There are close connections between helping students to develop the characteristics in this graduate profile and helping them develop career management competencies. These connections are set out in the table below.

How career management competencies relate to the graduate profile characteristics:

Career management competencies

Links to Te Marautanga o Aotearoa

Developing self awareness

Young people understand themselves and the influences on them.

Young people who understand themselves learn to live confidently and proudly as Māori and develop the confidence to pursue their own learning pathways.
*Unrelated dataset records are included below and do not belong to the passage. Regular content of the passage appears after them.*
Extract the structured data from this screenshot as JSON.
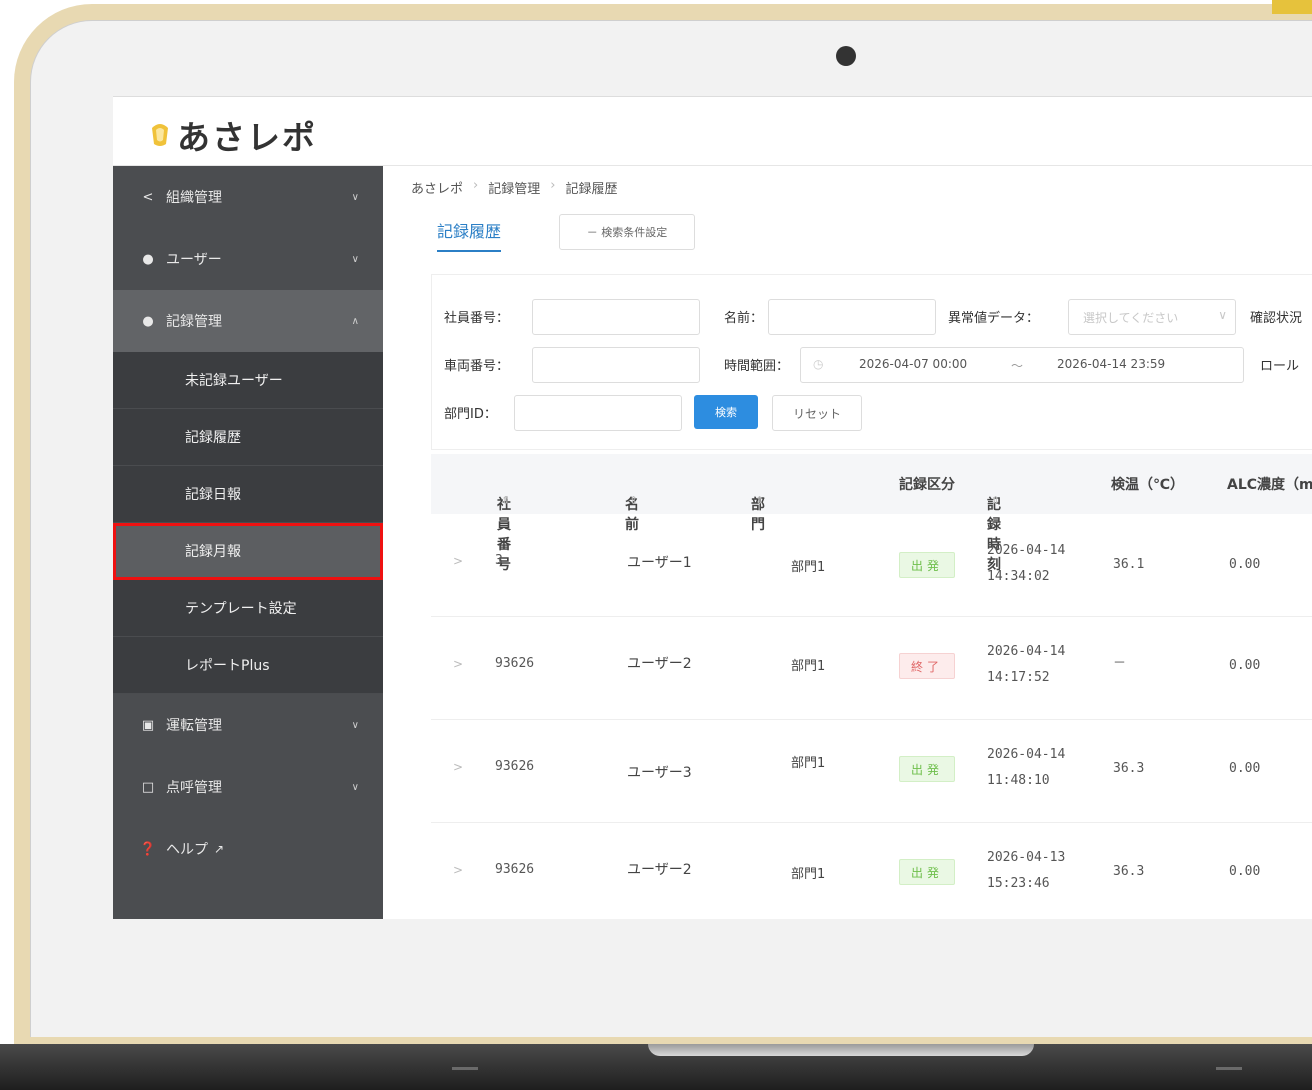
{
  "app": {
    "logo_text": "あさレポ"
  },
  "sidebar": {
    "items": [
      {
        "label": "組織管理",
        "icon": "share-icon"
      },
      {
        "label": "ユーザー",
        "icon": "user-icon"
      },
      {
        "label": "記録管理",
        "icon": "user-icon"
      },
      {
        "label": "運転管理",
        "icon": "video-icon"
      },
      {
        "label": "点呼管理",
        "icon": "camera-icon"
      },
      {
        "label": "ヘルプ",
        "icon": "help-icon"
      }
    ],
    "sub_items": [
      "未記録ユーザー",
      "記録履歴",
      "記録日報",
      "記録月報",
      "テンプレート設定",
      "レポートPlus"
    ]
  },
  "breadcrumb": [
    "あさレポ",
    "記録管理",
    "記録履歴"
  ],
  "tab": {
    "active": "記録履歴",
    "condition_button": "－ 検索条件設定"
  },
  "filters": {
    "employee_no": "社員番号：",
    "name": "名前：",
    "abnormal": "異常値データ：",
    "abnormal_placeholder": "選択してください",
    "confirm_status": "確認状況",
    "vehicle_no": "車両番号：",
    "time_range": "時間範囲：",
    "date_start": "2026-04-07 00:00",
    "date_sep": "～",
    "date_end": "2026-04-14 23:59",
    "role": "ロール",
    "dept_id": "部門ID：",
    "search": "検索",
    "reset": "リセット"
  },
  "table": {
    "headers": [
      "社員番号",
      "名前",
      "部門",
      "記録区分",
      "記録時刻",
      "検温（℃）",
      "ALC濃度（mg"
    ],
    "rows": [
      {
        "emp": "3",
        "name": "ユーザー1",
        "dept": "部門1",
        "type": "出発",
        "kind": "dep",
        "date": "2026-04-14",
        "time": "14:34:02",
        "temp": "36.1",
        "alc": "0.00"
      },
      {
        "emp": "93626",
        "name": "ユーザー2",
        "dept": "部門1",
        "type": "終了",
        "kind": "end",
        "date": "2026-04-14",
        "time": "14:17:52",
        "temp": "－",
        "alc": "0.00"
      },
      {
        "emp": "93626",
        "name": "ユーザー3",
        "dept": "部門1",
        "type": "出発",
        "kind": "dep",
        "date": "2026-04-14",
        "time": "11:48:10",
        "temp": "36.3",
        "alc": "0.00"
      },
      {
        "emp": "93626",
        "name": "ユーザー2",
        "dept": "部門1",
        "type": "出発",
        "kind": "dep",
        "date": "2026-04-13",
        "time": "15:23:46",
        "temp": "36.3",
        "alc": "0.00"
      }
    ]
  },
  "colors": {
    "accent": "#2d8de0",
    "sidebar": "#4b4d50",
    "highlight": "#ee1111",
    "frame": "#e8d9b2"
  }
}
They understand the influences on them, learn to be respectful of others and relate well to other peoples and cultures.

Exploring opportunities

Young people investigate opportunities in learning and work.

Young people who know how to investigate opportunities in learning and work understand their role within whānau, hapū, iwi, community, and wider society. They learn how to equip themselves for a range of career choices and gain the skills and knowledge required for entry.

Deciding and acting

Young people make and adjust their plans, manage change and transition, and take appropriate action.

Young people who know how to make and adjust their plans can pursue their own pathways and participate positively in the Māori world and in the community. They can actively work to experience academic success, reach their full potential and live successful and fulfilling lives.

Career education and guidance supports many of the principles and values in Te Marautanga o Aotearoa. It is inherently student-centred and future-focused. It seeks to engage and challenge students while upholding the mana of each individual. It endorses the crucial role of family, whānau, hapu, iwi, and the wider community in helping students realise their potential and make appropriate decisions about their learning and career pathways.

Published on: 24 Aug 2009